WHAT NEEDS TO BE DONE:
If a line below contains the string "count", return that line.

= = = = = = =

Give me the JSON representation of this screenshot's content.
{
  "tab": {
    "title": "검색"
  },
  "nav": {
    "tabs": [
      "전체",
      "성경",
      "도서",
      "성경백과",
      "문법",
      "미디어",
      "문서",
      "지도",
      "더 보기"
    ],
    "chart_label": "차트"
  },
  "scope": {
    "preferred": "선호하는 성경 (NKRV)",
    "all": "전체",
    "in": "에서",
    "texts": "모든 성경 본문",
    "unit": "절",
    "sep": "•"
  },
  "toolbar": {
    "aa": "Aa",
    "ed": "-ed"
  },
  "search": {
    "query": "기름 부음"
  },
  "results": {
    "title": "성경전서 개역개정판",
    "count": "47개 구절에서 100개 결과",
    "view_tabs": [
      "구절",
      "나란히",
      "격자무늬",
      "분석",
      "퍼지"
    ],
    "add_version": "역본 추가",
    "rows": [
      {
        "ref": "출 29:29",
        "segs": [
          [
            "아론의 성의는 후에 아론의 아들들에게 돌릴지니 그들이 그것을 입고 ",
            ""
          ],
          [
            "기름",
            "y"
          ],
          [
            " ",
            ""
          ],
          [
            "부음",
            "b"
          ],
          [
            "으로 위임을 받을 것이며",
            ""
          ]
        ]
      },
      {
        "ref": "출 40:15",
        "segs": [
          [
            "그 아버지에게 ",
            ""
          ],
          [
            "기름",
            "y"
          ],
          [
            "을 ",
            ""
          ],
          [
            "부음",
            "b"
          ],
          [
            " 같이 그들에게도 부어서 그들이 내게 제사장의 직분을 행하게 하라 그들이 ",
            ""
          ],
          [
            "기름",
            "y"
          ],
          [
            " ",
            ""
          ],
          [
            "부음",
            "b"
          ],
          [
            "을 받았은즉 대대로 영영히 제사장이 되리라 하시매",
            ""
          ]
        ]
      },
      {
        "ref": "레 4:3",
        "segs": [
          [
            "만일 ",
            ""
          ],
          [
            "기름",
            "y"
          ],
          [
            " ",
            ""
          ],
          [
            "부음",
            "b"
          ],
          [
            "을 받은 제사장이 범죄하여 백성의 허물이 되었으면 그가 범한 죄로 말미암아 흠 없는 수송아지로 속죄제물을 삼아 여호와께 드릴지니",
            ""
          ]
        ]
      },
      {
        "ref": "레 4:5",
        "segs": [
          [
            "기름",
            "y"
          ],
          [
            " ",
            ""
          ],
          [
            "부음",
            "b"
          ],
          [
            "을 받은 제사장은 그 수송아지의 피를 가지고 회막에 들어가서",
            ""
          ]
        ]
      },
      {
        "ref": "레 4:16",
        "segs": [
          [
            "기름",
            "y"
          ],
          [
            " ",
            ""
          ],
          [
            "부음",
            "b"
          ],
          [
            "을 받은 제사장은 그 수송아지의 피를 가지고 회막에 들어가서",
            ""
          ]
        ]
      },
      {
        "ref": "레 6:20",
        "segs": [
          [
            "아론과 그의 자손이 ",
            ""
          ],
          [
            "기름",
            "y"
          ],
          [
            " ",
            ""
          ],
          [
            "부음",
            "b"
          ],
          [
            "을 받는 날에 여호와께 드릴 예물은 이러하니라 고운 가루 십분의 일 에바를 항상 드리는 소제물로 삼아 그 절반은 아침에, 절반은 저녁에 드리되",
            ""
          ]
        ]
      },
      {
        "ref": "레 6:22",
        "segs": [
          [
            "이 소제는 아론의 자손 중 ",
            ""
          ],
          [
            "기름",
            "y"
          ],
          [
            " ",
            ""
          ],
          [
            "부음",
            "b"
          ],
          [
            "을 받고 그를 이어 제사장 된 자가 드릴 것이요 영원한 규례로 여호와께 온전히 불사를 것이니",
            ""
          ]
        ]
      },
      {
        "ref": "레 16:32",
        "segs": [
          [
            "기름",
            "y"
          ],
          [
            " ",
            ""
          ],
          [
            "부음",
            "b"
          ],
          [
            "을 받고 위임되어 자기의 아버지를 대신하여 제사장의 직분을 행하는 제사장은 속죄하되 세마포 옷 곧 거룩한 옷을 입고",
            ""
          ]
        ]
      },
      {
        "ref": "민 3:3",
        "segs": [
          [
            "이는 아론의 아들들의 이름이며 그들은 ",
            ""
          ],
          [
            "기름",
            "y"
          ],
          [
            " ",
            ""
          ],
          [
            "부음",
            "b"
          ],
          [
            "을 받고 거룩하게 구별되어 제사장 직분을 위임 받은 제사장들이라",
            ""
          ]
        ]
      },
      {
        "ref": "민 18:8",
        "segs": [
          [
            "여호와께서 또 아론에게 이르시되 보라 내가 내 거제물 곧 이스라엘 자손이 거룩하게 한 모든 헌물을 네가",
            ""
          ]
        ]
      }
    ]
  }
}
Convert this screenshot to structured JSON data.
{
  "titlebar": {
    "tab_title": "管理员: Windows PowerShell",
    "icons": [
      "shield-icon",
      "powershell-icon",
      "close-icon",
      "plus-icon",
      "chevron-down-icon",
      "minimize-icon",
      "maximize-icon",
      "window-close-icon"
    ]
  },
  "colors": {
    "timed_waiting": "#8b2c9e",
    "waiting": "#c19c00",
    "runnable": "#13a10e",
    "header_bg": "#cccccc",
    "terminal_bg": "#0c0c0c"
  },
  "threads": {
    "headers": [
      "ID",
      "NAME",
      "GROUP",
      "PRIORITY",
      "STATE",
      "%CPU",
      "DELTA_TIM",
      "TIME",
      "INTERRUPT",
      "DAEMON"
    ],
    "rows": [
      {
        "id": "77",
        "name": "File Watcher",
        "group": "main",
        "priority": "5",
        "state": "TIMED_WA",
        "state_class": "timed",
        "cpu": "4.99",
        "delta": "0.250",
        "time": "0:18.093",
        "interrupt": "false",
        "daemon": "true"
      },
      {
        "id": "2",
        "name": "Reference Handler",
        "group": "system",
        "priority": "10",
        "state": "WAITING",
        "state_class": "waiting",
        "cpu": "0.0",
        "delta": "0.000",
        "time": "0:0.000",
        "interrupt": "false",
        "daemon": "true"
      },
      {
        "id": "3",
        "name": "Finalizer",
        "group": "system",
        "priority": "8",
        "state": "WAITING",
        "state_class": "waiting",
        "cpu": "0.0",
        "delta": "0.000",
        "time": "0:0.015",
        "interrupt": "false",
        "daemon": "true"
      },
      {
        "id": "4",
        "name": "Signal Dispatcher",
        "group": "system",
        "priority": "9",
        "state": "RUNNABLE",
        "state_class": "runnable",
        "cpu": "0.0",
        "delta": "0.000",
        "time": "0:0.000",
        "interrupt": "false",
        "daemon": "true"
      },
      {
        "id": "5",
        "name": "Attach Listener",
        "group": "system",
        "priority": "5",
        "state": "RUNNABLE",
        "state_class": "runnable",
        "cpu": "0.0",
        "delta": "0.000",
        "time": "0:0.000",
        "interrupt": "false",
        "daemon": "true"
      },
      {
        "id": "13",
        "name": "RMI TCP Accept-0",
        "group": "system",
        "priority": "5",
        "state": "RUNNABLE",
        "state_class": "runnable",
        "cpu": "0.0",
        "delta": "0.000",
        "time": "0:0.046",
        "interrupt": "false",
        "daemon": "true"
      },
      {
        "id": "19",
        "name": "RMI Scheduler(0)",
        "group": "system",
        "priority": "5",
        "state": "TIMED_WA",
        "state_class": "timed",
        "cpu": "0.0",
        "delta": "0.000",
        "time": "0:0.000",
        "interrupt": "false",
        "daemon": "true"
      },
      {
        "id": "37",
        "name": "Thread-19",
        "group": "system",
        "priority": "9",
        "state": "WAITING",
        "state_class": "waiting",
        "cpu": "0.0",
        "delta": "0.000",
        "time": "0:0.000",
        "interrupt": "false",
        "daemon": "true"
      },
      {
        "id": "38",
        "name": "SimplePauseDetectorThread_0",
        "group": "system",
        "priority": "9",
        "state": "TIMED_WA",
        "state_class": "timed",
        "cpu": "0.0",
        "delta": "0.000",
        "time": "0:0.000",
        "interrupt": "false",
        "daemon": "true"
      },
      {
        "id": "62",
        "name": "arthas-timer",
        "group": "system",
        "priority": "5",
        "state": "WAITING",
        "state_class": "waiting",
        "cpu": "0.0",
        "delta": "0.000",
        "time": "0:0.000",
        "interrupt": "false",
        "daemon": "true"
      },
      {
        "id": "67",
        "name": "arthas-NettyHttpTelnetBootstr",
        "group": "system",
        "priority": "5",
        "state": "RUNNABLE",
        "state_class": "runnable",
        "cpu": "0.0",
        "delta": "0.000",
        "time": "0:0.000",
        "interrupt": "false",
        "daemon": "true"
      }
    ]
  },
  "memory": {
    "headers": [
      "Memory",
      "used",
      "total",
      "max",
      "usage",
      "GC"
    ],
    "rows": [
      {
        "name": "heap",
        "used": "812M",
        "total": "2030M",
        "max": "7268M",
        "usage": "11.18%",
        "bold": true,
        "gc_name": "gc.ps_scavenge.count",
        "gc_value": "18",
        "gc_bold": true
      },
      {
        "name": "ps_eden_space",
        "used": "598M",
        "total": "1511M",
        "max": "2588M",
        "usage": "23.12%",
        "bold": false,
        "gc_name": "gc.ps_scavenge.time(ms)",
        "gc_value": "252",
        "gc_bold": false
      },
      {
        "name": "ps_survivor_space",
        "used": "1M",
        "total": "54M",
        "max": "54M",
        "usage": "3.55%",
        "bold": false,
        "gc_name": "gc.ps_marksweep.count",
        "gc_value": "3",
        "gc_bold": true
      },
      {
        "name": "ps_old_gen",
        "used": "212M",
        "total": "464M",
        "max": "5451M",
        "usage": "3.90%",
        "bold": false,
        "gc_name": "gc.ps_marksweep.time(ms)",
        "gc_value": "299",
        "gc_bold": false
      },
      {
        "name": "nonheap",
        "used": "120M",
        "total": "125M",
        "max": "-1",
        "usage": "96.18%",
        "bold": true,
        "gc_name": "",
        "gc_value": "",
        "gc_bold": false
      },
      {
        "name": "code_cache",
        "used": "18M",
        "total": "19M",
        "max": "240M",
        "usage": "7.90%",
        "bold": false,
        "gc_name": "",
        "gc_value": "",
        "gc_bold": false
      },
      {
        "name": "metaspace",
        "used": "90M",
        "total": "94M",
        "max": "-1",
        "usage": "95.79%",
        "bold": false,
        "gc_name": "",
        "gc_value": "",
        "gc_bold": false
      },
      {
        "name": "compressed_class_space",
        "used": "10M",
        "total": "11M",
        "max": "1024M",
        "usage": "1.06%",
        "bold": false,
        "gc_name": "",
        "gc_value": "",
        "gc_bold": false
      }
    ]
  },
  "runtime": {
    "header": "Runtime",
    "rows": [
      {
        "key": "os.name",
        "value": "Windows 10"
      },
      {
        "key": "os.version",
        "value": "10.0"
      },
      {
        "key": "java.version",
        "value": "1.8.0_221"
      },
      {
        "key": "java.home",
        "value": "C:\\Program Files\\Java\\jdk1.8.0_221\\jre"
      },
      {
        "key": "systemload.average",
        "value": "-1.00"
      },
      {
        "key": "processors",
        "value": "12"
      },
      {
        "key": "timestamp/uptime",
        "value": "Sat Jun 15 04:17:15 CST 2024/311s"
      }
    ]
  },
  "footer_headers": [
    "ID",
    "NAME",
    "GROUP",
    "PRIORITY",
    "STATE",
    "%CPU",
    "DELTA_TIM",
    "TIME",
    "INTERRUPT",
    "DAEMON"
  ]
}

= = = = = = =

WRITTEN SOLUTION:
    "count": "47개 구절에서 100개 결과",
        "gc_name": "gc.ps_scavenge.count",
        "gc_name": "gc.ps_marksweep.count",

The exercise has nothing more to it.